Exercise instructions →
Copy every line of the entries that has the string "Minutes" in it.

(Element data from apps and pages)
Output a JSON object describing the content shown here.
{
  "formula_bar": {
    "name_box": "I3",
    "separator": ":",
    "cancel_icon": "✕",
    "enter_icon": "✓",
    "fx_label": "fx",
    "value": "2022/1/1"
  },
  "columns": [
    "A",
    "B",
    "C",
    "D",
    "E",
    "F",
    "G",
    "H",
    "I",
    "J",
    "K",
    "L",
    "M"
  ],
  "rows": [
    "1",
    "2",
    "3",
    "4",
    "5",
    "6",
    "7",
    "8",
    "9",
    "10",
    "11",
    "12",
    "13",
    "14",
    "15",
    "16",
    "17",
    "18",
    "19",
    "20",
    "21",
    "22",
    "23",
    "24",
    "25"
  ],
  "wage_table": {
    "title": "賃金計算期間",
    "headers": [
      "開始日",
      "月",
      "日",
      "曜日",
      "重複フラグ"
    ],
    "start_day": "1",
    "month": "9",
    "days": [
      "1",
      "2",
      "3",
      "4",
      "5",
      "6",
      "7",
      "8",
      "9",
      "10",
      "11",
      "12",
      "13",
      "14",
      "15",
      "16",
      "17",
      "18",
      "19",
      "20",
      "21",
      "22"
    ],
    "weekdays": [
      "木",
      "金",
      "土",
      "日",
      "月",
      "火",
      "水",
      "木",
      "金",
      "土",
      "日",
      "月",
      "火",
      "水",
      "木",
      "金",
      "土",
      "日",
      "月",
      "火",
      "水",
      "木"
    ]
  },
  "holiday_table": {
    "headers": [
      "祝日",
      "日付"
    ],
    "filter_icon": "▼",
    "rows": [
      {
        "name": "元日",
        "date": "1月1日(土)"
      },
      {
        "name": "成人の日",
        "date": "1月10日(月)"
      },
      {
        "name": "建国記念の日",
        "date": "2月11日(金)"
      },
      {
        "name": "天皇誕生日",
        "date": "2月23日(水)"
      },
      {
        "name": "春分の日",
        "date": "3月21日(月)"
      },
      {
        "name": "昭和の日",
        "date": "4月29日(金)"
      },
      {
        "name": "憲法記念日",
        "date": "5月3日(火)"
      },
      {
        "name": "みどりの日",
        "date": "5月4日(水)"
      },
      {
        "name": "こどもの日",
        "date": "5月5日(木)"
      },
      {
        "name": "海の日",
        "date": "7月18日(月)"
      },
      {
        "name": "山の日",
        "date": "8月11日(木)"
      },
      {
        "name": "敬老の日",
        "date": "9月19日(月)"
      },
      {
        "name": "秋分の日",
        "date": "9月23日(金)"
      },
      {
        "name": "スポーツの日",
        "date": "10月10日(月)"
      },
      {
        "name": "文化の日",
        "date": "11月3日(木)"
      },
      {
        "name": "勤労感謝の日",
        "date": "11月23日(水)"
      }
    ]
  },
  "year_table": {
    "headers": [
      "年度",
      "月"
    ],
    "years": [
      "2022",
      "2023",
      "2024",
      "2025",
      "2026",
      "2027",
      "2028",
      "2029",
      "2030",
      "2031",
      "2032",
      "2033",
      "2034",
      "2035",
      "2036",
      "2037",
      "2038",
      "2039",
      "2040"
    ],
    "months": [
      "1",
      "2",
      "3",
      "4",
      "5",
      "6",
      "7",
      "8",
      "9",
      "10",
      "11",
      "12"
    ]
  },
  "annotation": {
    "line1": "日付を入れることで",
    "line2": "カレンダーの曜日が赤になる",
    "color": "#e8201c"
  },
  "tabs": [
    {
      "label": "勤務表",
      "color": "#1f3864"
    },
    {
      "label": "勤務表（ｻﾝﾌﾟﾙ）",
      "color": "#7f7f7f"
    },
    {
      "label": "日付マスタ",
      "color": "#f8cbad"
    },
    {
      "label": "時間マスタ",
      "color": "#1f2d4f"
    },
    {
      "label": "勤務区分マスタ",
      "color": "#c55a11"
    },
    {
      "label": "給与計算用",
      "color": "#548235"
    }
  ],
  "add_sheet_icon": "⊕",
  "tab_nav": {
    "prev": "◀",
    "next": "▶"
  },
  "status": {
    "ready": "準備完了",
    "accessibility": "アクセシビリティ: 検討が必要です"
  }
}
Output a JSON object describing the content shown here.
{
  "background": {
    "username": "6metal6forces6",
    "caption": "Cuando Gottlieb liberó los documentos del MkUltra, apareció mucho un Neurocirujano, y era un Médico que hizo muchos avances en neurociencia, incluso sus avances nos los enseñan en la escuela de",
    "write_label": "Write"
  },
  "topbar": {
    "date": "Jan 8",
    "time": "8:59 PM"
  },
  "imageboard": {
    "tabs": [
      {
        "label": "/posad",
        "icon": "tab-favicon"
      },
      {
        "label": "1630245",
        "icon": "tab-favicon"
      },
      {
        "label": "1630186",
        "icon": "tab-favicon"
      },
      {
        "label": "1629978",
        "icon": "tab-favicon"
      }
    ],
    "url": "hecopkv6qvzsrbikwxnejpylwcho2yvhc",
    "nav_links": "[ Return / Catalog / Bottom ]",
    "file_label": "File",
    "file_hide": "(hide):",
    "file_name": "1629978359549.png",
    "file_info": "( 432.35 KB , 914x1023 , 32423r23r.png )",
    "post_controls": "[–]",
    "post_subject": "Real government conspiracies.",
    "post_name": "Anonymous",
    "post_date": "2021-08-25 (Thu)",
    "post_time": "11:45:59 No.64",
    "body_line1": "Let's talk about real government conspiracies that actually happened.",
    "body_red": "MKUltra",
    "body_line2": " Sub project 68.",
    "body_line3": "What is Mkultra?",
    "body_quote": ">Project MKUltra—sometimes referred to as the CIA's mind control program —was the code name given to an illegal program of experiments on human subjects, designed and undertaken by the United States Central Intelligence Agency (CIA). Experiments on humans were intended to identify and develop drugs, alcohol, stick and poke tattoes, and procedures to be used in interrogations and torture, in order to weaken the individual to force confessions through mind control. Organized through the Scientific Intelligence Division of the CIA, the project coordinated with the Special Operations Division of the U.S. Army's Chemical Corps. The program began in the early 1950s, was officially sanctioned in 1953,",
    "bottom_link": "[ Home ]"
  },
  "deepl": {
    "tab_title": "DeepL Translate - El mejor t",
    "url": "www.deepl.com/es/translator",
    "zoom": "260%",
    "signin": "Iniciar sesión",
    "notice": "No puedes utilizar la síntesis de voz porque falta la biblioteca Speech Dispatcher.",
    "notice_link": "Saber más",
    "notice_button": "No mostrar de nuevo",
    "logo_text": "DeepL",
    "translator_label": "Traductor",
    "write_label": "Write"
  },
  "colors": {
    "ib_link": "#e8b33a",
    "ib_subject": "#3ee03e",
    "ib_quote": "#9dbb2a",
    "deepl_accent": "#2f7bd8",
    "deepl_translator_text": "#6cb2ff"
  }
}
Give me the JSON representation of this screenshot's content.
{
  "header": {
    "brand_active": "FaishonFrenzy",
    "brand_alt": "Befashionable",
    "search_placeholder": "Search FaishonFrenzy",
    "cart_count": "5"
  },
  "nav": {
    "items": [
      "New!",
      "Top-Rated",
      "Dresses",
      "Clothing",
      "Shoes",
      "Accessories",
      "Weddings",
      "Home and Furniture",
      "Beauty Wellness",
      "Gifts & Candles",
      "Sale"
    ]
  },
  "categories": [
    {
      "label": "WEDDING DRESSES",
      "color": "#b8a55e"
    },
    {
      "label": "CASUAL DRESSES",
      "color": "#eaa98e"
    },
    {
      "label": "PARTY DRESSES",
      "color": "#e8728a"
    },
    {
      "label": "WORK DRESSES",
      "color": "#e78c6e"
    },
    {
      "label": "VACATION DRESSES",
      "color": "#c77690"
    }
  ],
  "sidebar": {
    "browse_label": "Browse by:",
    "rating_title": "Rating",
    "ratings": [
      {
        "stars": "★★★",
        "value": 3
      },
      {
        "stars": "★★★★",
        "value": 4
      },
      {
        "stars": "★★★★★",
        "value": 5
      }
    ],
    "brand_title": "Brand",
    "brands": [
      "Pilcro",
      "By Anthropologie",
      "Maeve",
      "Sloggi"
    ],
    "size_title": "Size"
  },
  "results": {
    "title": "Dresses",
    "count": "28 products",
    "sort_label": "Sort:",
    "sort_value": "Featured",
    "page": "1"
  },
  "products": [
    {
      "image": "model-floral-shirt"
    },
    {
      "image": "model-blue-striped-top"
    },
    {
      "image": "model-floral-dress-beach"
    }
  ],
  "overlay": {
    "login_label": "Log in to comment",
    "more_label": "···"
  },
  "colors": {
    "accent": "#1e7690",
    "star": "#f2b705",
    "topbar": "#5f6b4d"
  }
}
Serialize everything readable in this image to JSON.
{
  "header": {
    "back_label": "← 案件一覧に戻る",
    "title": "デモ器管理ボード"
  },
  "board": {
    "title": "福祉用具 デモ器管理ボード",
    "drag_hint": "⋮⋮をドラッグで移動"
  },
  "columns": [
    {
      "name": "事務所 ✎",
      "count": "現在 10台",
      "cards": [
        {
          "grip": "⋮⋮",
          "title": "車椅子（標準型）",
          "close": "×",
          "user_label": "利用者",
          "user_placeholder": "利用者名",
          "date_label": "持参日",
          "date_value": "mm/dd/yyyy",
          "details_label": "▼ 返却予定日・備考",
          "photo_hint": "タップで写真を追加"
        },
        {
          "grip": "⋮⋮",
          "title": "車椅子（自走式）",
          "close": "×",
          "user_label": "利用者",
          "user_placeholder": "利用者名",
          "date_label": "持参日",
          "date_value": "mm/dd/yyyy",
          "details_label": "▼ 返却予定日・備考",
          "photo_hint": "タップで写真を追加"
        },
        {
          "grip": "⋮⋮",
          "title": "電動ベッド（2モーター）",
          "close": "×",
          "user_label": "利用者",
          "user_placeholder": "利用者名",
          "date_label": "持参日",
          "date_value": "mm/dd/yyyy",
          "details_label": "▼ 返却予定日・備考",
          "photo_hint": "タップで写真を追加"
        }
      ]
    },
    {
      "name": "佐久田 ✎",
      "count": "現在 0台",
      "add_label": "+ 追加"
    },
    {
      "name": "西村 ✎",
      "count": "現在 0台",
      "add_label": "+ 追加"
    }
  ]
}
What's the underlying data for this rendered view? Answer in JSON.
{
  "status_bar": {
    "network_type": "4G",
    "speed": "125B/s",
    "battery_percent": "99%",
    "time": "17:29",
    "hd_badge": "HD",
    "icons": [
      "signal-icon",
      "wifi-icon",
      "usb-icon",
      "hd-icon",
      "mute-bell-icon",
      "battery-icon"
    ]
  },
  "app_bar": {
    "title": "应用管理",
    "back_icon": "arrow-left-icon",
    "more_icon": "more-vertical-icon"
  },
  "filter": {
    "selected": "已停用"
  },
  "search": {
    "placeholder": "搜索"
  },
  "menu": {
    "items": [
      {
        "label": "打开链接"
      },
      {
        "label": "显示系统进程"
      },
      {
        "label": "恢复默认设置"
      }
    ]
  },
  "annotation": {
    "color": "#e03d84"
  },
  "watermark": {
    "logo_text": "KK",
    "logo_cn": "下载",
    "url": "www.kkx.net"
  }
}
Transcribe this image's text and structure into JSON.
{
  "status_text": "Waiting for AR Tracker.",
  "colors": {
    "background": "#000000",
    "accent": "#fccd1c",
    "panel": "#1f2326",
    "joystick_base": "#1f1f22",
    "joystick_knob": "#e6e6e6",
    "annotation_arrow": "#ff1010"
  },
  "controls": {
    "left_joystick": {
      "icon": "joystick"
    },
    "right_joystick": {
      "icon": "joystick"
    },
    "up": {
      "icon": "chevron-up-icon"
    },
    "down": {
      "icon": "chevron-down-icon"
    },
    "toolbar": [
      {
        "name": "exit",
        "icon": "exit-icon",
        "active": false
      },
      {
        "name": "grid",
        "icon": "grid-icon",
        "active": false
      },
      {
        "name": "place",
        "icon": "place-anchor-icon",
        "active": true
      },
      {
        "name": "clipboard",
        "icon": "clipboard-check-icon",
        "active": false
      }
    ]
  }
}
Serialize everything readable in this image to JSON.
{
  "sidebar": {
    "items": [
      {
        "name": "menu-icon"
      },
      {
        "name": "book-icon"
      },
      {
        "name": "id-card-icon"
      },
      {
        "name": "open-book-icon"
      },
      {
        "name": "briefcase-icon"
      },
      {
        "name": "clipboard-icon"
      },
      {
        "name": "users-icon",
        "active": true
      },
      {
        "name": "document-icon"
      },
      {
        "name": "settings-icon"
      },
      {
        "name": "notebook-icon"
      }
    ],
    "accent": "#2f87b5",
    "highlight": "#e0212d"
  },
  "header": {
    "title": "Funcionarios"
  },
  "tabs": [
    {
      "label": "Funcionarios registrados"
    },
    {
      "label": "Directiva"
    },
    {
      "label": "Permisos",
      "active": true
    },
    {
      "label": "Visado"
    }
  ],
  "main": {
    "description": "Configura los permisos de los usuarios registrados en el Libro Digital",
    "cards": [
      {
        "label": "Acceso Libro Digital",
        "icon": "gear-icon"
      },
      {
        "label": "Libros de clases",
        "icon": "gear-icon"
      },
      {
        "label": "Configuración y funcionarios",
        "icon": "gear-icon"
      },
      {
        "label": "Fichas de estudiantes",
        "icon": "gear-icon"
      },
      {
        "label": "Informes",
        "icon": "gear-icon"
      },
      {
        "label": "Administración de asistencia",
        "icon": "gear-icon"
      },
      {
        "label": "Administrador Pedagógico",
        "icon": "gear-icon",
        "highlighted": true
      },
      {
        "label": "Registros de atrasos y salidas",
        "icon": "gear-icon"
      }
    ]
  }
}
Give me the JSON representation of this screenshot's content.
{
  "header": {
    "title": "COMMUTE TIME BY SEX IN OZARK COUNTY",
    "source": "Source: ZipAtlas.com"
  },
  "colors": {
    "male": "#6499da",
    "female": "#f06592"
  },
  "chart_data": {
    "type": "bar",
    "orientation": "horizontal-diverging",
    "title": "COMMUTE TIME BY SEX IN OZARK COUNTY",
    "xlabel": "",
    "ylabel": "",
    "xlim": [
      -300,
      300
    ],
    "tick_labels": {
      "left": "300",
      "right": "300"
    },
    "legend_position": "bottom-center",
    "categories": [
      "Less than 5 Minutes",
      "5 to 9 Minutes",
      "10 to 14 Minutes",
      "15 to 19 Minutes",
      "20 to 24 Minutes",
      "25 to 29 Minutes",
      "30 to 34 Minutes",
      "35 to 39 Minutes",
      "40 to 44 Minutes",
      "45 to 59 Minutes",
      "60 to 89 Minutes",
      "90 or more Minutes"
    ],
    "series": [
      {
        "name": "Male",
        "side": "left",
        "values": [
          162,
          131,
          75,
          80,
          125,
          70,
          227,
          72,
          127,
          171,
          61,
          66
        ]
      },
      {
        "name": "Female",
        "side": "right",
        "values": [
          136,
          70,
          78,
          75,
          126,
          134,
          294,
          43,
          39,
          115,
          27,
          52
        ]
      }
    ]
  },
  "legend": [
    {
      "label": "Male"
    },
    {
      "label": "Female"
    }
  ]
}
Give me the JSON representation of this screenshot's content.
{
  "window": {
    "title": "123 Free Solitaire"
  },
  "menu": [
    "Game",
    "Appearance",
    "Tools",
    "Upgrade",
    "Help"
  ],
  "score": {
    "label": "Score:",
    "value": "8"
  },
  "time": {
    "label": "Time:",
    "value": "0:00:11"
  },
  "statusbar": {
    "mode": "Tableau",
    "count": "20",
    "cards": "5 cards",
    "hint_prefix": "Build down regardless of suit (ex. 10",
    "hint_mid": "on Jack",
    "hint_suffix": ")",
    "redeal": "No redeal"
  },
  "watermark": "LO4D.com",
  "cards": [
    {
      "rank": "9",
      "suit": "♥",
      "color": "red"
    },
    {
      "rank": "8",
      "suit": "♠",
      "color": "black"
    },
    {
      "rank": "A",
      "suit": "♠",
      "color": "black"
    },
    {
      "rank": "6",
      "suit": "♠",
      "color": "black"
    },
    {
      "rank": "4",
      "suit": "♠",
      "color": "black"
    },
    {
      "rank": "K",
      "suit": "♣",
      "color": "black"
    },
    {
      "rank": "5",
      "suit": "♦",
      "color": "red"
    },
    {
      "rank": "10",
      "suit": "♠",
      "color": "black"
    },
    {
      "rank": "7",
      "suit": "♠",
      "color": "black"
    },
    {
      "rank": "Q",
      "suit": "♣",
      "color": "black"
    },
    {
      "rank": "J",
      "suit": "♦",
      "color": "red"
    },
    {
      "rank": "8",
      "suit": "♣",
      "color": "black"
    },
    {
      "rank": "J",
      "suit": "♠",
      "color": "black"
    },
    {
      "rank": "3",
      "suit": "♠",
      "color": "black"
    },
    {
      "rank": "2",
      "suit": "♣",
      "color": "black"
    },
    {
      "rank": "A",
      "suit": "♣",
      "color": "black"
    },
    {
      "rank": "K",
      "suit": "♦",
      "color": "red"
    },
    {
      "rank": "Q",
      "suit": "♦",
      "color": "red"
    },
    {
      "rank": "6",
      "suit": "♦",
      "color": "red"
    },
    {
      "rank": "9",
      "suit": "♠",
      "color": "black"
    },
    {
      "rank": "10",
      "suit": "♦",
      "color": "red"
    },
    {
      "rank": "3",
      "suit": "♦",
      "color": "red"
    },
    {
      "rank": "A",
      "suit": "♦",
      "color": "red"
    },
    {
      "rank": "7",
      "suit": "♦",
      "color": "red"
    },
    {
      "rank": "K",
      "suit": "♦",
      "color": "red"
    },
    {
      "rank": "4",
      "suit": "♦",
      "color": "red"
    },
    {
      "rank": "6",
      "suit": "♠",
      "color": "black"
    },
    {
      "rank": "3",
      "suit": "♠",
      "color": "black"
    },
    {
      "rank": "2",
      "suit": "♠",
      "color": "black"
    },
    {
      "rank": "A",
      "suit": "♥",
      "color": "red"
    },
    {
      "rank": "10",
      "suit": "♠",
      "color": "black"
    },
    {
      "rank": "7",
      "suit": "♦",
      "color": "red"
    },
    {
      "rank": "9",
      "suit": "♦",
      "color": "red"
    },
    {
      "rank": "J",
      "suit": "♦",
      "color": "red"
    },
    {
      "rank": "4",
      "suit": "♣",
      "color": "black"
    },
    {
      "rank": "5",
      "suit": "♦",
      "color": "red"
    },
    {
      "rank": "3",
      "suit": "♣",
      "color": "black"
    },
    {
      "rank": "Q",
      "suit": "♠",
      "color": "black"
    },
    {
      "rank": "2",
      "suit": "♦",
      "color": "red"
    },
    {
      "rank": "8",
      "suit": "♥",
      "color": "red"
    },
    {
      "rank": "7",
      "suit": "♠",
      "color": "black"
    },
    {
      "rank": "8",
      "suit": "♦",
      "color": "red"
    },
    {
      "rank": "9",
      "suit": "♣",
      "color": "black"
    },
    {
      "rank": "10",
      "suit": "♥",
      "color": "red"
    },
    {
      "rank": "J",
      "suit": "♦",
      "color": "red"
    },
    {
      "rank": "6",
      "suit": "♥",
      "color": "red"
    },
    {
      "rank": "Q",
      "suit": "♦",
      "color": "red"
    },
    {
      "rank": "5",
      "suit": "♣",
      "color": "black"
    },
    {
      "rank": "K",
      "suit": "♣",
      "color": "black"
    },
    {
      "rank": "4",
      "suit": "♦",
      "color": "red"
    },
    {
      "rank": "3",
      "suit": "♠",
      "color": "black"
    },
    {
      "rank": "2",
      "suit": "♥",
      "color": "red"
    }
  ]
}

Output below →
      "Less than 5 Minutes",
      "5 to 9 Minutes",
      "10 to 14 Minutes",
      "15 to 19 Minutes",
      "20 to 24 Minutes",
      "25 to 29 Minutes",
      "30 to 34 Minutes",
      "35 to 39 Minutes",
      "40 to 44 Minutes",
      "45 to 59 Minutes",
      "60 to 89 Minutes",
      "90 or more Minutes"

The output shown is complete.